### Exercise objective
Every line below that contains the word "subtitle" must be copied.

START Material to process

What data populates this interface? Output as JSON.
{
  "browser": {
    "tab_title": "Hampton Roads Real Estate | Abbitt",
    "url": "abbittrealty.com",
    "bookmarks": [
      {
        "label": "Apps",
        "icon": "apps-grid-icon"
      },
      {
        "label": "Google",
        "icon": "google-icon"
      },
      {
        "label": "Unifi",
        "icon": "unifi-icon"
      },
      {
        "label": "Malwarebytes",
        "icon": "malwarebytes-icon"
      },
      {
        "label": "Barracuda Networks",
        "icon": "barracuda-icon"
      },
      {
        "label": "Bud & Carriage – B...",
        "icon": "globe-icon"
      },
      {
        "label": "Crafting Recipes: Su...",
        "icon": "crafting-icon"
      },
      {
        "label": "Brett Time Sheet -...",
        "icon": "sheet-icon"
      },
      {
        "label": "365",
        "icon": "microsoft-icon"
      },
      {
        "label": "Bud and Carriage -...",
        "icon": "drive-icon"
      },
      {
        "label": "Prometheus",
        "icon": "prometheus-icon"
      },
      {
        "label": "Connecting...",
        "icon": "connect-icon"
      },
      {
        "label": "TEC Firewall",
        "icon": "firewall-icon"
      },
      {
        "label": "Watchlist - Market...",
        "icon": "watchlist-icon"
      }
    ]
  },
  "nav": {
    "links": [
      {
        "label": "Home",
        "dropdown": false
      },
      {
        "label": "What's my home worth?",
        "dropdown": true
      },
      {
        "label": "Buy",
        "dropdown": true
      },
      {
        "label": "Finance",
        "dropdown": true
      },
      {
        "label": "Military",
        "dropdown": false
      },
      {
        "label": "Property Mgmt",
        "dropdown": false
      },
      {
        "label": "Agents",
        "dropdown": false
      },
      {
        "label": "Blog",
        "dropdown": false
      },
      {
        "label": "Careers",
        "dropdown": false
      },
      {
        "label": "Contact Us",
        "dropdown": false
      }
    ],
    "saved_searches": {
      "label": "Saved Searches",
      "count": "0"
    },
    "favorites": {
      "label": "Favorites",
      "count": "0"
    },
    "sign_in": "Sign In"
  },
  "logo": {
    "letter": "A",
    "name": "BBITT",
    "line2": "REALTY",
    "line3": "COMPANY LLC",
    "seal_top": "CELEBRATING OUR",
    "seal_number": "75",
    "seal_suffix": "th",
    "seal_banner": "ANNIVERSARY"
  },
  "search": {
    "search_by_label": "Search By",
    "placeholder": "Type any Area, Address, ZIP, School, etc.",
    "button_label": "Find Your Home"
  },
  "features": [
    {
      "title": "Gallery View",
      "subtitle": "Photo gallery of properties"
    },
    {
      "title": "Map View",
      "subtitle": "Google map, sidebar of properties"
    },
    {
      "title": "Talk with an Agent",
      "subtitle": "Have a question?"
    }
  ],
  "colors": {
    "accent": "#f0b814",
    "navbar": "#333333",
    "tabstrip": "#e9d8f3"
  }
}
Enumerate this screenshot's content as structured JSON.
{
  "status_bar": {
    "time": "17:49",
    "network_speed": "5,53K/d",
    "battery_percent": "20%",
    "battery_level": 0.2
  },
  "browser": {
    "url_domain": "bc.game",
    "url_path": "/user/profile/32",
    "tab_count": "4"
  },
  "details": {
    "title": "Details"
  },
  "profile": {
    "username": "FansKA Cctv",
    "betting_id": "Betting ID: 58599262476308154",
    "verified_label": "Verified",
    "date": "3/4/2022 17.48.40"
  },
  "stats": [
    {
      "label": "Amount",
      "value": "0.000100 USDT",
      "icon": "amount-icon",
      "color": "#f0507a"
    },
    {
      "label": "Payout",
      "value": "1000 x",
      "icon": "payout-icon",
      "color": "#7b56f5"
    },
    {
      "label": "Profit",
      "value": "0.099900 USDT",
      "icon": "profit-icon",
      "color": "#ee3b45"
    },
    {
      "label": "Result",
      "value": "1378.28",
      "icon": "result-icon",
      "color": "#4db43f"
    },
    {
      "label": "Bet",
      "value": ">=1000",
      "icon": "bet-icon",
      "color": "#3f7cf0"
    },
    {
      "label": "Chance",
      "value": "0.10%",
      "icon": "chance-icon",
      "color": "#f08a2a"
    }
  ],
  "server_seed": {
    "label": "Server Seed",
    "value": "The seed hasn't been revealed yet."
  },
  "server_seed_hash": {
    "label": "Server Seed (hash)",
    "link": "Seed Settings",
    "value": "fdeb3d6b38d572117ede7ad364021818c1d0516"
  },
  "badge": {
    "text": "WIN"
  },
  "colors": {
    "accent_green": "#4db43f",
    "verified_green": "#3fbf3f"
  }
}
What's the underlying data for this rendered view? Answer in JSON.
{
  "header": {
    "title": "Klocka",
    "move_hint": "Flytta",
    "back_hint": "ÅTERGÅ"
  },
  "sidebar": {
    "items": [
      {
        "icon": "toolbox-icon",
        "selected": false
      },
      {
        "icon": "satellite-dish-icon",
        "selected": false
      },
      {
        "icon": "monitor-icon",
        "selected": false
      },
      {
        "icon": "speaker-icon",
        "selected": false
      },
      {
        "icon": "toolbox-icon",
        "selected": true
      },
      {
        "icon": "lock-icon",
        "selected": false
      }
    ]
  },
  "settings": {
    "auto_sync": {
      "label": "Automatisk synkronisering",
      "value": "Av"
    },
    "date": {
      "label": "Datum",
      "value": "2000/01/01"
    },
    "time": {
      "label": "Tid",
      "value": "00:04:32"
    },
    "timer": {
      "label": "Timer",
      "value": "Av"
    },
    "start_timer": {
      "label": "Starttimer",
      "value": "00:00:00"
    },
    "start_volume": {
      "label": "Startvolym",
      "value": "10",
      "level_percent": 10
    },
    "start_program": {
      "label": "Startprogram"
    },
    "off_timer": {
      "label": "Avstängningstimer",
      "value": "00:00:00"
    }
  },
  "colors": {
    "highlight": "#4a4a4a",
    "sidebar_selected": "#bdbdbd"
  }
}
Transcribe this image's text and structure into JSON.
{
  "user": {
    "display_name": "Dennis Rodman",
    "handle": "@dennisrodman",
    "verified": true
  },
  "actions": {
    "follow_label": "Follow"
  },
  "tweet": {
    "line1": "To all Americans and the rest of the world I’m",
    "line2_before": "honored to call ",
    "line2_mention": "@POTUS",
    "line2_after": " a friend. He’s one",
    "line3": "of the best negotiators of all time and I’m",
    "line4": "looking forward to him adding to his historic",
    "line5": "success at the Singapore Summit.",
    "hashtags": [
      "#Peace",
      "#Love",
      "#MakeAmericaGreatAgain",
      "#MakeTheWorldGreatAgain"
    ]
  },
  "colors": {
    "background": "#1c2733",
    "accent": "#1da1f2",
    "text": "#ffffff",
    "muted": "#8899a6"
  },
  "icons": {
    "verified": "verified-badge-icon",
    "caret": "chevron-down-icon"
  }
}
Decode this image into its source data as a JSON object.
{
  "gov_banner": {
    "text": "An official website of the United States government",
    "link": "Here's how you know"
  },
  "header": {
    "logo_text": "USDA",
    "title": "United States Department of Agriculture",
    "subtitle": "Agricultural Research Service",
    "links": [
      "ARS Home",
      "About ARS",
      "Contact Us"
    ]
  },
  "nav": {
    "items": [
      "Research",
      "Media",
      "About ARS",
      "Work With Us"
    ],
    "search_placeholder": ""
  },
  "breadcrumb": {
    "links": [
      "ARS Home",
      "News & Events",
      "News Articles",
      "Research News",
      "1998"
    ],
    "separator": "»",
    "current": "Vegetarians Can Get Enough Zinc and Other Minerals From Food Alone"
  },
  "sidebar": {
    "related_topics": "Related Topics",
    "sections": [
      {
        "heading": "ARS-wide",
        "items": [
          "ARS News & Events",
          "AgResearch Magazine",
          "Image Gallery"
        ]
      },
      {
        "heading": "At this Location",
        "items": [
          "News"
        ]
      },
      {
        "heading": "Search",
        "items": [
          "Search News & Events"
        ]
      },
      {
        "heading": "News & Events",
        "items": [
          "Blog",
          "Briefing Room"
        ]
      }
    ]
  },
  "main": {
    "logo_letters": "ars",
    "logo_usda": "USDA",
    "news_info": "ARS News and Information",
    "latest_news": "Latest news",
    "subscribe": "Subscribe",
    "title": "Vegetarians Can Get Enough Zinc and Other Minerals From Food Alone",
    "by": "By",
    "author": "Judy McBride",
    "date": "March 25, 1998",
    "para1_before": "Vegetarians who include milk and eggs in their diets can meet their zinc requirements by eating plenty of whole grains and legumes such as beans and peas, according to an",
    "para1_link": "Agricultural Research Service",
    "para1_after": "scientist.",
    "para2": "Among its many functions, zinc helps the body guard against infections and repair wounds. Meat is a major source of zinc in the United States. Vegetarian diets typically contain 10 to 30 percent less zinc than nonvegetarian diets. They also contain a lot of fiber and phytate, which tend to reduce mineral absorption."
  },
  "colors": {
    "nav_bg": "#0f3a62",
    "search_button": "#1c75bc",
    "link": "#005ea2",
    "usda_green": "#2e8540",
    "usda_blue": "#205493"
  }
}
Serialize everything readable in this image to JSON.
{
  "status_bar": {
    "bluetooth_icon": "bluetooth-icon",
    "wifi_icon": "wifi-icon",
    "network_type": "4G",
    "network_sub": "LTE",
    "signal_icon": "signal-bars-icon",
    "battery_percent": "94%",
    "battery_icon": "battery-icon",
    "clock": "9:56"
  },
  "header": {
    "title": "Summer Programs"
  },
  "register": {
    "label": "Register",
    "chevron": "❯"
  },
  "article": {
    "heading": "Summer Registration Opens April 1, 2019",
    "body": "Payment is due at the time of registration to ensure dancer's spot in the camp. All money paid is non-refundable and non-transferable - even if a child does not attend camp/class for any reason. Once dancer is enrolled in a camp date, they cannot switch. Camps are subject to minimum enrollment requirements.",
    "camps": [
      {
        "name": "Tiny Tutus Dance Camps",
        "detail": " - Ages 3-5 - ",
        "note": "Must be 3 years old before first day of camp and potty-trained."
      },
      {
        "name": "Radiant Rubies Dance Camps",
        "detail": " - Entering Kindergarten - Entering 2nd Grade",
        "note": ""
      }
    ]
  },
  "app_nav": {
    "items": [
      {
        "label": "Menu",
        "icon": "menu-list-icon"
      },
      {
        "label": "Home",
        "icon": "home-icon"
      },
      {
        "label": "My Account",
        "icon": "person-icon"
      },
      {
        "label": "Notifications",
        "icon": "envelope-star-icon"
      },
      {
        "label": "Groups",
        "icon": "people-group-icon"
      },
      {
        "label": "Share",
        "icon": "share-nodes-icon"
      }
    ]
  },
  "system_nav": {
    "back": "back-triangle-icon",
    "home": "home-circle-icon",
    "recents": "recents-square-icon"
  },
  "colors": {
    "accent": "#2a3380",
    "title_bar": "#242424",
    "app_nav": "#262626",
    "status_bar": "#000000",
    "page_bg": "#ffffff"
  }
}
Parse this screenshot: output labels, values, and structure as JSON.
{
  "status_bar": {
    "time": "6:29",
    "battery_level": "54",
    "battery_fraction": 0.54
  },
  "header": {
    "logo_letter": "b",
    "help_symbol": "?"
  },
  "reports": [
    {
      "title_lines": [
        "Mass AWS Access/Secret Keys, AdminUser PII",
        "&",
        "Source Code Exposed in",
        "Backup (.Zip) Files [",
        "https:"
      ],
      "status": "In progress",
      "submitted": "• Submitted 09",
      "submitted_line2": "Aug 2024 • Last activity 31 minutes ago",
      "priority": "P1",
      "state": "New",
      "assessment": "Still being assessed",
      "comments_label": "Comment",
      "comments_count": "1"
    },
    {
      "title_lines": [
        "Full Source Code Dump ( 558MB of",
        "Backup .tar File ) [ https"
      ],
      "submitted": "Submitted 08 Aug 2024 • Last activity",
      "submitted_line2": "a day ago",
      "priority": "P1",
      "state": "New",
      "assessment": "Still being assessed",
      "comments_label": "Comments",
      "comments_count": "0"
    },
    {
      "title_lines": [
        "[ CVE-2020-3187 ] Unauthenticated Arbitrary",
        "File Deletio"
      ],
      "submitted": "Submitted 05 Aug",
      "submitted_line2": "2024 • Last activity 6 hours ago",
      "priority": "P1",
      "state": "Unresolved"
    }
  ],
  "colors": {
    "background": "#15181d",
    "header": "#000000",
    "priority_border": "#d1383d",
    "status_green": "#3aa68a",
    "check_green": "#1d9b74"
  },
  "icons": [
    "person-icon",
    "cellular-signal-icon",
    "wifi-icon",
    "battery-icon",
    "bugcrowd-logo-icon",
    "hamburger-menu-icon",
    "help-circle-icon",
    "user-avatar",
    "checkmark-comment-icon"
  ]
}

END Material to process

### Result of the task
      "subtitle": "Photo gallery of properties"
      "subtitle": "Google map, sidebar of properties"
      "subtitle": "Have a question?"
    "subtitle": "Agricultural Research Service",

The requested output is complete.